Problem to work on: Read through the entries below and copy each line where "Module" turns up.

Dataset rows for apps and sites:
========================
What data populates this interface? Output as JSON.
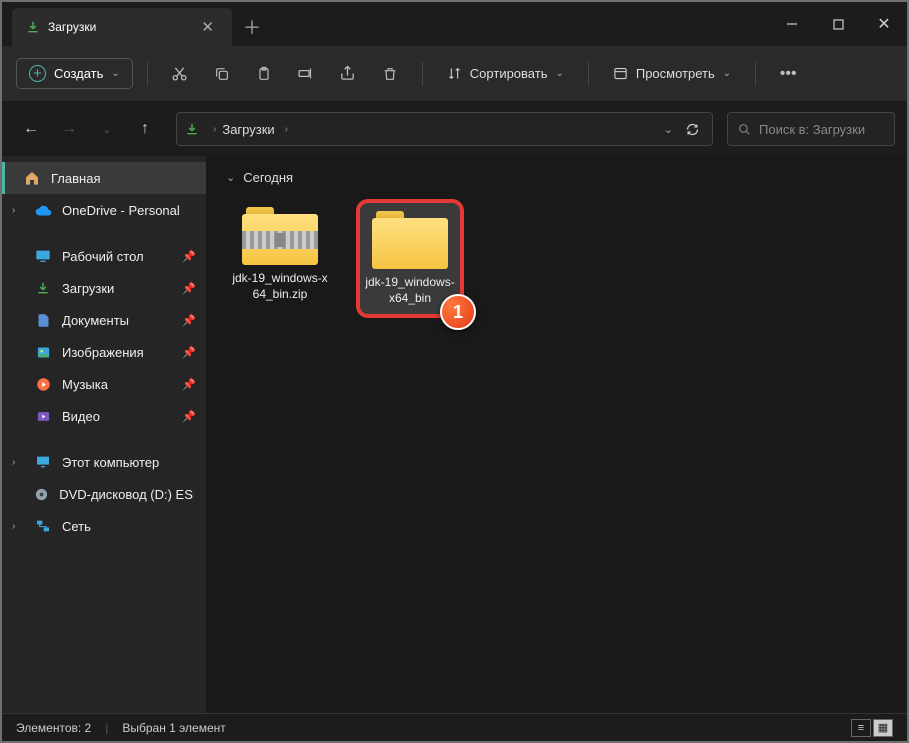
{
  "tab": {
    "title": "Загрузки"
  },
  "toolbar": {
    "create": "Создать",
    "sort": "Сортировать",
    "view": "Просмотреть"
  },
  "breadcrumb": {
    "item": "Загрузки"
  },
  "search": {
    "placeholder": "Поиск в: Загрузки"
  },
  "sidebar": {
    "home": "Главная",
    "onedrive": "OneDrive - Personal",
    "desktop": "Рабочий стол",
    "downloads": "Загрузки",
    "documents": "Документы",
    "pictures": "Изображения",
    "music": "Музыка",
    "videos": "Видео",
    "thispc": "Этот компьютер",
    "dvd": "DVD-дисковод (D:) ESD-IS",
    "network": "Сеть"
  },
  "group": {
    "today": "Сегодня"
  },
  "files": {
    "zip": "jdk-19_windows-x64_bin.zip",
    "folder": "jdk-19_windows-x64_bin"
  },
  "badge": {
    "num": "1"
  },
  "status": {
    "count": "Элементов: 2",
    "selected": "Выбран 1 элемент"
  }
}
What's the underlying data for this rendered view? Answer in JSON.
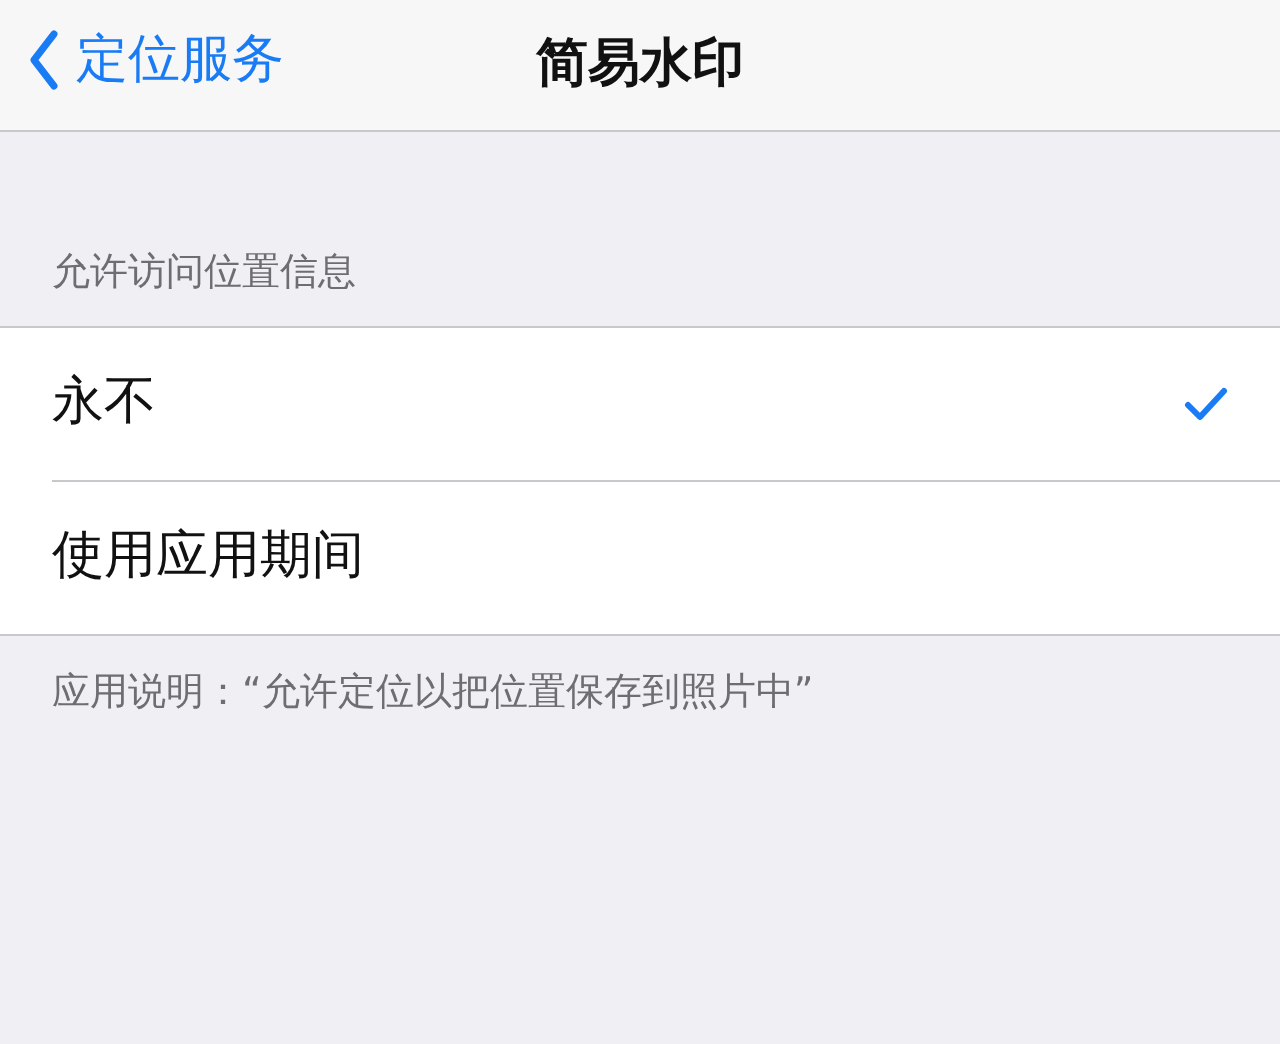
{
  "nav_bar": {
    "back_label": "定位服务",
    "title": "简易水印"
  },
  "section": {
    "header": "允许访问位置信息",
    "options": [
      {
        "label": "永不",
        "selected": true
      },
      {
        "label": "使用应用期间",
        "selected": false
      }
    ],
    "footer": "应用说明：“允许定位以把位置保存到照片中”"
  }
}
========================
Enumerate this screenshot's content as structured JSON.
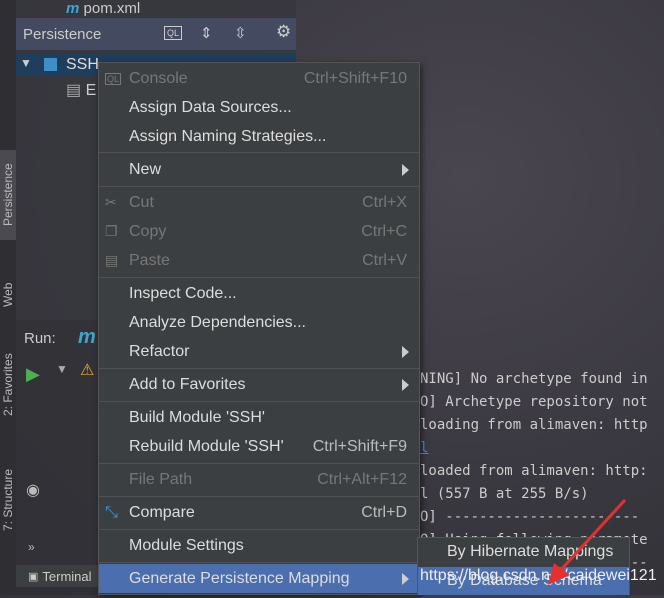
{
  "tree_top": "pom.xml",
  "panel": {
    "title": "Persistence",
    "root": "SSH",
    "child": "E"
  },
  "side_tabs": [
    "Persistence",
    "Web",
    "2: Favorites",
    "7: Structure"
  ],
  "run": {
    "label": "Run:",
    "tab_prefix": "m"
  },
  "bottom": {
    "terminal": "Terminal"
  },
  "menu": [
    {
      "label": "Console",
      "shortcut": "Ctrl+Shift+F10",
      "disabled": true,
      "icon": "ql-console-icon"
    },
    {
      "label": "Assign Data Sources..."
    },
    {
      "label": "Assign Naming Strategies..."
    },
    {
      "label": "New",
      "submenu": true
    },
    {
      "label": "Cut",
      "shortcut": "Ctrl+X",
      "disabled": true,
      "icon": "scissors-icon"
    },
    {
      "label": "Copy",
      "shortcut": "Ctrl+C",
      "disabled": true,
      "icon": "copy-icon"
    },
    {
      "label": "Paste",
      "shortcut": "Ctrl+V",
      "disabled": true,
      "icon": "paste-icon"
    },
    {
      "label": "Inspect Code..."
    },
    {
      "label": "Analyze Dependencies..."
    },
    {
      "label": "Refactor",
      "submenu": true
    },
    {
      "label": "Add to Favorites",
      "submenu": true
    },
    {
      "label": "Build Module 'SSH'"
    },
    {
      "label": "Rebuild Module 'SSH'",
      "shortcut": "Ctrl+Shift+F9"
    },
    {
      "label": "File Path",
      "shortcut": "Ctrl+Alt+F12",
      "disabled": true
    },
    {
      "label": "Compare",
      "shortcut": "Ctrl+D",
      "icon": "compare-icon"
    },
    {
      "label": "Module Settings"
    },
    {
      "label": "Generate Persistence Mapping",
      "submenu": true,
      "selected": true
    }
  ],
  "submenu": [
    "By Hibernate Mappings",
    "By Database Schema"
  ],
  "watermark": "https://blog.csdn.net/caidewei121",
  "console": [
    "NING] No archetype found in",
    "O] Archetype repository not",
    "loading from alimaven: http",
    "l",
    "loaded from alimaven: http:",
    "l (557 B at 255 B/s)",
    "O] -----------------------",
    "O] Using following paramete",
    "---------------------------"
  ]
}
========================
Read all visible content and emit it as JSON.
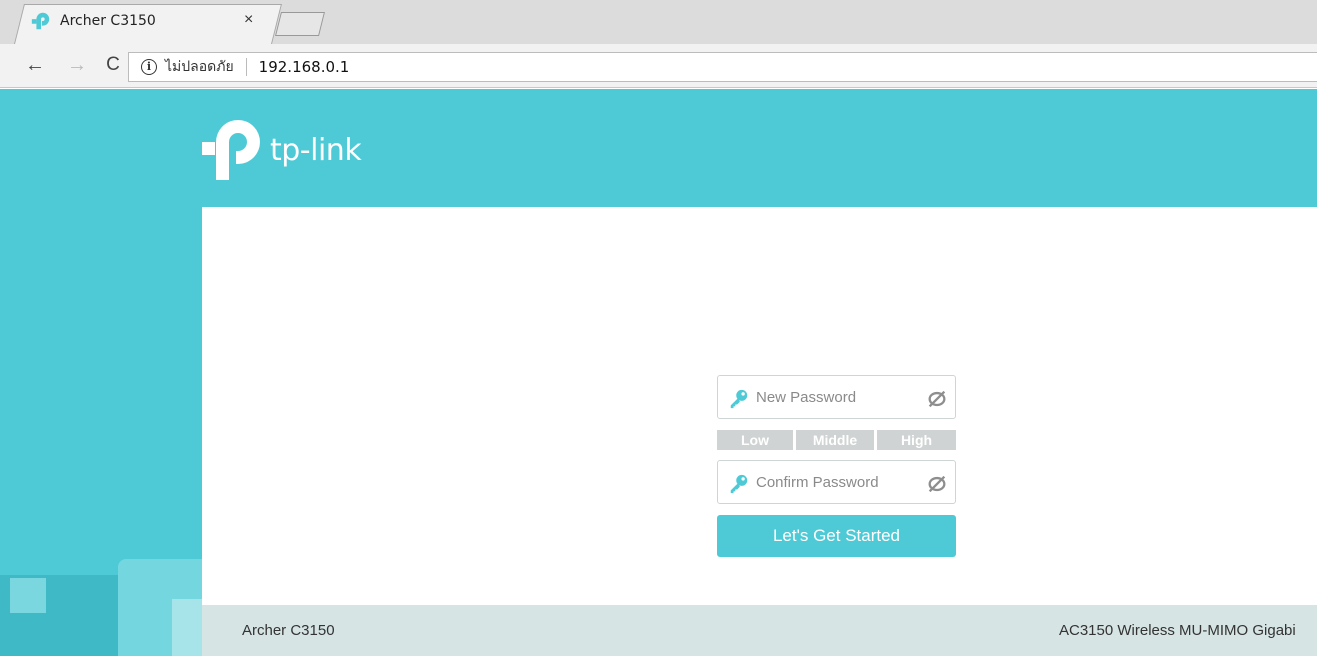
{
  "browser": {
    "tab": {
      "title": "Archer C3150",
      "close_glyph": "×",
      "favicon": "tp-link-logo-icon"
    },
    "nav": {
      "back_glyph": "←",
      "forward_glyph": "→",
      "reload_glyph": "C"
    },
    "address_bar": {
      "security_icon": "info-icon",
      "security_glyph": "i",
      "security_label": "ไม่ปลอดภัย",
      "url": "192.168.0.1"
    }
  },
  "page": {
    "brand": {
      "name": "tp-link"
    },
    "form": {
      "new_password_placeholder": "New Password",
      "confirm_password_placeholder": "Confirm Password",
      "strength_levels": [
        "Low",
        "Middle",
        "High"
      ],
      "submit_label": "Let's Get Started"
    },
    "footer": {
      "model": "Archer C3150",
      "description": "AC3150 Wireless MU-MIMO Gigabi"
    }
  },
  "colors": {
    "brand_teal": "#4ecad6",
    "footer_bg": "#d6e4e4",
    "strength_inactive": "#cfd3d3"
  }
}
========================
Solution to the problem:
      "label": "Build Module 'SSH'"
      "label": "Rebuild Module 'SSH'",
      "label": "Module Settings"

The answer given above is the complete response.